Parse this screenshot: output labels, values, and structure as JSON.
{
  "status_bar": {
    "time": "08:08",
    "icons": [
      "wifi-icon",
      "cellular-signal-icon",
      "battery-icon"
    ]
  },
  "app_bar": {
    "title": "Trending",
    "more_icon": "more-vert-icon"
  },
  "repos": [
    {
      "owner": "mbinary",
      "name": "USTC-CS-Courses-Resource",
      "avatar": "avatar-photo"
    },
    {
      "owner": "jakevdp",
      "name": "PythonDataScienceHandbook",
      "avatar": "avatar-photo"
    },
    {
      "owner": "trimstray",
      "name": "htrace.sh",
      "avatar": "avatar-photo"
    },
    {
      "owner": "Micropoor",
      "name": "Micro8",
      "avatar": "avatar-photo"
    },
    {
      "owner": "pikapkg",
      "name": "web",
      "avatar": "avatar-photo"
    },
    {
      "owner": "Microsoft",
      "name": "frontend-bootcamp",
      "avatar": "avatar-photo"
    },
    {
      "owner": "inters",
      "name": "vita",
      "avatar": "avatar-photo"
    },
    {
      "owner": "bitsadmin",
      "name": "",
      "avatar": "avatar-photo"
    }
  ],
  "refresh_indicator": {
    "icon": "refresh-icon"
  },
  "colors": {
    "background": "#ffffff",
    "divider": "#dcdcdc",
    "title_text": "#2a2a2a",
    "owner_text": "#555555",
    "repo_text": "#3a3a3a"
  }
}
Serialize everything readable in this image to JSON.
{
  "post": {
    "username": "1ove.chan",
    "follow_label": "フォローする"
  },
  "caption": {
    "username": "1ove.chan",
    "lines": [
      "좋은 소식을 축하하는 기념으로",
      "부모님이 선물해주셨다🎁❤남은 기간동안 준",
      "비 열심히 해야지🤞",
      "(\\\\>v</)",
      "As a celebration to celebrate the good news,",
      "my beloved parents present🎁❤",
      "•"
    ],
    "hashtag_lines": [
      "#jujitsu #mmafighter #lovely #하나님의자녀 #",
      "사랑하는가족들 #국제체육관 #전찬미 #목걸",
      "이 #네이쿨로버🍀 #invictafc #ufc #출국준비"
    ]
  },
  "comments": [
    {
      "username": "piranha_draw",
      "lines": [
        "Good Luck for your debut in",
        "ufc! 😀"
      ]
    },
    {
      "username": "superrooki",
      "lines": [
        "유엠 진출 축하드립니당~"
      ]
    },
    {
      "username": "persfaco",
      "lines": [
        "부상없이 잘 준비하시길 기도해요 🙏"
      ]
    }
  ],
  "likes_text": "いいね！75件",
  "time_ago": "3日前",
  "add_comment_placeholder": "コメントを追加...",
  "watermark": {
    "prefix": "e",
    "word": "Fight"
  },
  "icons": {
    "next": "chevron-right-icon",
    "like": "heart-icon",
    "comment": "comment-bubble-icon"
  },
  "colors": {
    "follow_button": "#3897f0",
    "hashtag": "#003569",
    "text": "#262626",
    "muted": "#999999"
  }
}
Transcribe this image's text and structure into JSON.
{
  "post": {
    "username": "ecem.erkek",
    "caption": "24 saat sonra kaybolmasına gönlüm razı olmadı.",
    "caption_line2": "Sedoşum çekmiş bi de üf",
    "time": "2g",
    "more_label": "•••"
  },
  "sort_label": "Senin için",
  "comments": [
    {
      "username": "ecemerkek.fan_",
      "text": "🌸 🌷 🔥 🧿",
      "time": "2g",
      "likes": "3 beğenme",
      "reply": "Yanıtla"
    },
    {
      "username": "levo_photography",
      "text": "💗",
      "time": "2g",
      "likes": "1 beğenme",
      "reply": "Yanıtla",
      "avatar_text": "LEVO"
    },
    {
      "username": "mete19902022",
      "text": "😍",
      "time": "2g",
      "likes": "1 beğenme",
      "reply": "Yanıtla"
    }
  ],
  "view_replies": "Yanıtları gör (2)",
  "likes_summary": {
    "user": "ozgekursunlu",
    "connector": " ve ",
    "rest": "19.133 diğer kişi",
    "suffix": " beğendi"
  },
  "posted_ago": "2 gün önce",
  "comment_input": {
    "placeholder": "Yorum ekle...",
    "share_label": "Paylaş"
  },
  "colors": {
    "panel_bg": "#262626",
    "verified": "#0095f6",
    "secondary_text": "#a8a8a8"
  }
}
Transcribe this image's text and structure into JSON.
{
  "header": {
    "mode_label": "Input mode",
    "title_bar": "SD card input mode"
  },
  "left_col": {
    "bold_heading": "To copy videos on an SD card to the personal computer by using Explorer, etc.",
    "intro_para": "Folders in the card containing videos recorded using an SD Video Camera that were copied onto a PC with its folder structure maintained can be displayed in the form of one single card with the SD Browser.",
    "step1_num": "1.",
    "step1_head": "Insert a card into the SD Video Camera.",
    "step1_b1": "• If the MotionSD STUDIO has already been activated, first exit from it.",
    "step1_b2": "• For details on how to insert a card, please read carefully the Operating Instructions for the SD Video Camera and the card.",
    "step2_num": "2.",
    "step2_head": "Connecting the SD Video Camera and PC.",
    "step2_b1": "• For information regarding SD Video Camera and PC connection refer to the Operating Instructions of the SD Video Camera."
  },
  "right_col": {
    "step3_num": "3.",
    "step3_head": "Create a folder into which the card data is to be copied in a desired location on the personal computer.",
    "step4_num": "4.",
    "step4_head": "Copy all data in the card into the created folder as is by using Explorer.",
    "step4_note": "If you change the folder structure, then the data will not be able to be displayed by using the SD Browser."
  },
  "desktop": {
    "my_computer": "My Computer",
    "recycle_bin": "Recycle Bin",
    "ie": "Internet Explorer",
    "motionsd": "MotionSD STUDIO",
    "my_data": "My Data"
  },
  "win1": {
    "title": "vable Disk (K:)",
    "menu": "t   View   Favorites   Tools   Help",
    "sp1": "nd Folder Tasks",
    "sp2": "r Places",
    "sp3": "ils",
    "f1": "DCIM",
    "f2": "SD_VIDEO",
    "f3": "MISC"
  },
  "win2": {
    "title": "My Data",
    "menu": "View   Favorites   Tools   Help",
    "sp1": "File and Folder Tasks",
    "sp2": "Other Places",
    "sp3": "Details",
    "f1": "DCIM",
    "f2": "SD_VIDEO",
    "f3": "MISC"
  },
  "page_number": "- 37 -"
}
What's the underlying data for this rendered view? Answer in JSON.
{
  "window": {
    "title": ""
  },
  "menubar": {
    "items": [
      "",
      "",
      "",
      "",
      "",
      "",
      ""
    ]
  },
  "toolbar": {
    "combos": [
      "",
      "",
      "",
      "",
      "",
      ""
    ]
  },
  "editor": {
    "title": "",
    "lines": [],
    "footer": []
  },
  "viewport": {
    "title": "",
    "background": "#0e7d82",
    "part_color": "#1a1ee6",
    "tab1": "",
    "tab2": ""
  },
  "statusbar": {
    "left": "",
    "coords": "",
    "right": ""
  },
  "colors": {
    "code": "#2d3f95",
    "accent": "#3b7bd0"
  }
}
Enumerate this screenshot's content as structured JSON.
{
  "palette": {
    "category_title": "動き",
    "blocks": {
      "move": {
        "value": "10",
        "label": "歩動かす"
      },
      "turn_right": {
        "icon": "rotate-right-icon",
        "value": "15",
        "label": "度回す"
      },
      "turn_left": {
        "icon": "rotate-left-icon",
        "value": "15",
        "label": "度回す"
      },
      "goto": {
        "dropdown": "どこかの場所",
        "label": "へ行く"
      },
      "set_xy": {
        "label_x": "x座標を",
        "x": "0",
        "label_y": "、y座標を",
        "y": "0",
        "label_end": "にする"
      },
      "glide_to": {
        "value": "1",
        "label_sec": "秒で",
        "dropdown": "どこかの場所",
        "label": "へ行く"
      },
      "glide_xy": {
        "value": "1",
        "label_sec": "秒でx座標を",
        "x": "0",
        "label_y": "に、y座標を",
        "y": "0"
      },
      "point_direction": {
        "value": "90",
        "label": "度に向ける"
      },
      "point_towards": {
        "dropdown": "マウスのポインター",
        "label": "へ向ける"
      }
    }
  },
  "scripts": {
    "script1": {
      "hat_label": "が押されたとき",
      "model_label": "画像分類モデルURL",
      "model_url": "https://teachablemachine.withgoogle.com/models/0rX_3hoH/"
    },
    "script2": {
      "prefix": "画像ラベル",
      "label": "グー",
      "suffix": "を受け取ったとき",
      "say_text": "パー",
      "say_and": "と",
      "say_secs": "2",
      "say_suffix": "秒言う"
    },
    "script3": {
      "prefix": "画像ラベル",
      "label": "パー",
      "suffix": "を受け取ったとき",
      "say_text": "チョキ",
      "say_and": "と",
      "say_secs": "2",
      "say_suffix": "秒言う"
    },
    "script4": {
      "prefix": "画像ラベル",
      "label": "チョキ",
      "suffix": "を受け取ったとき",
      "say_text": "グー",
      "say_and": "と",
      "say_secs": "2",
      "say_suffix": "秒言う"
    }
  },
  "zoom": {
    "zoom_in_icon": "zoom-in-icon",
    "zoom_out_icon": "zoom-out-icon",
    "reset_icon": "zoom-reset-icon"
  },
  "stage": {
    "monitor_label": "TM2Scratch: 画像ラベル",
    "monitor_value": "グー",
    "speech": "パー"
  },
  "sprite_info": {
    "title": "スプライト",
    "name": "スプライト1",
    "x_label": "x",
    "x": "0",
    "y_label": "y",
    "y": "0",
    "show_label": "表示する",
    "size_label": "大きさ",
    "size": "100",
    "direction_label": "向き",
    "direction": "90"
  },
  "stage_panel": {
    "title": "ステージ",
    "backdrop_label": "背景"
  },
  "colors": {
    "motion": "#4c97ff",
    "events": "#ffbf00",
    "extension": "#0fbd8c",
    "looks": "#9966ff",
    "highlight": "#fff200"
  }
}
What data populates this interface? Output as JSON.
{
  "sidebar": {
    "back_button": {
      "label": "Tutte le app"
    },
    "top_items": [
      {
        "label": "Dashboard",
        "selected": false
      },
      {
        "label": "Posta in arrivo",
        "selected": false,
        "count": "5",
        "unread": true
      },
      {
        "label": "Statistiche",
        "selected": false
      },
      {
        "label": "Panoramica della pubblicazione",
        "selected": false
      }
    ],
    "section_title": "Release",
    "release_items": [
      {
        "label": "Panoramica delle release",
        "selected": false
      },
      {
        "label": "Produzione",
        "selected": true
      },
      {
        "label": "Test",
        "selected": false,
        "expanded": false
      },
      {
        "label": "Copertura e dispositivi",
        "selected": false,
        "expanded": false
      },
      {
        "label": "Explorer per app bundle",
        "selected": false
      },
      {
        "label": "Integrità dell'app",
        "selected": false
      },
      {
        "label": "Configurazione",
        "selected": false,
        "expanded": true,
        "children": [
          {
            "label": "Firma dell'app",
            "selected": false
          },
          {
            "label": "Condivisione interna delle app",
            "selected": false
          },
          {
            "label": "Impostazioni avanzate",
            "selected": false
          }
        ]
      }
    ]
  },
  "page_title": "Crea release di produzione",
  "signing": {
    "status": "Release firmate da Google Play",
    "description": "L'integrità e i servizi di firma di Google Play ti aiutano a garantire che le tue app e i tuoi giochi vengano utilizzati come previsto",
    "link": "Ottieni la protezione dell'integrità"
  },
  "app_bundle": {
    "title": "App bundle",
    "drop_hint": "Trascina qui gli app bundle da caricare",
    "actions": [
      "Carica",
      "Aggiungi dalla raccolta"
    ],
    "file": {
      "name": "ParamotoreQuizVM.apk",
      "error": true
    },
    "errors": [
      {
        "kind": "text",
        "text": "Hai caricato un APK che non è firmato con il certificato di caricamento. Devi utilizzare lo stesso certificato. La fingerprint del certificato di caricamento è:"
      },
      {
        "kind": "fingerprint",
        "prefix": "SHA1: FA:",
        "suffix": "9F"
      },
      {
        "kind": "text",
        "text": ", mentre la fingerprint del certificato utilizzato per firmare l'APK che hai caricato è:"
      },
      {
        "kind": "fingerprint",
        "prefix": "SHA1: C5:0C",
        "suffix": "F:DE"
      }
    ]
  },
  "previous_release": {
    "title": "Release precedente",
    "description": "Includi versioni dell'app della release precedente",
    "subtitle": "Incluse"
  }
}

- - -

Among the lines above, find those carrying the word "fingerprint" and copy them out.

        "text": "Hai caricato un APK che non è firmato con il certificato di caricamento. Devi utilizzare lo stesso certificato. La fingerprint del certificato di caricamento è:"
        "kind": "fingerprint",
        "text": ", mentre la fingerprint del certificato utilizzato per firmare l'APK che hai caricato è:"
        "kind": "fingerprint",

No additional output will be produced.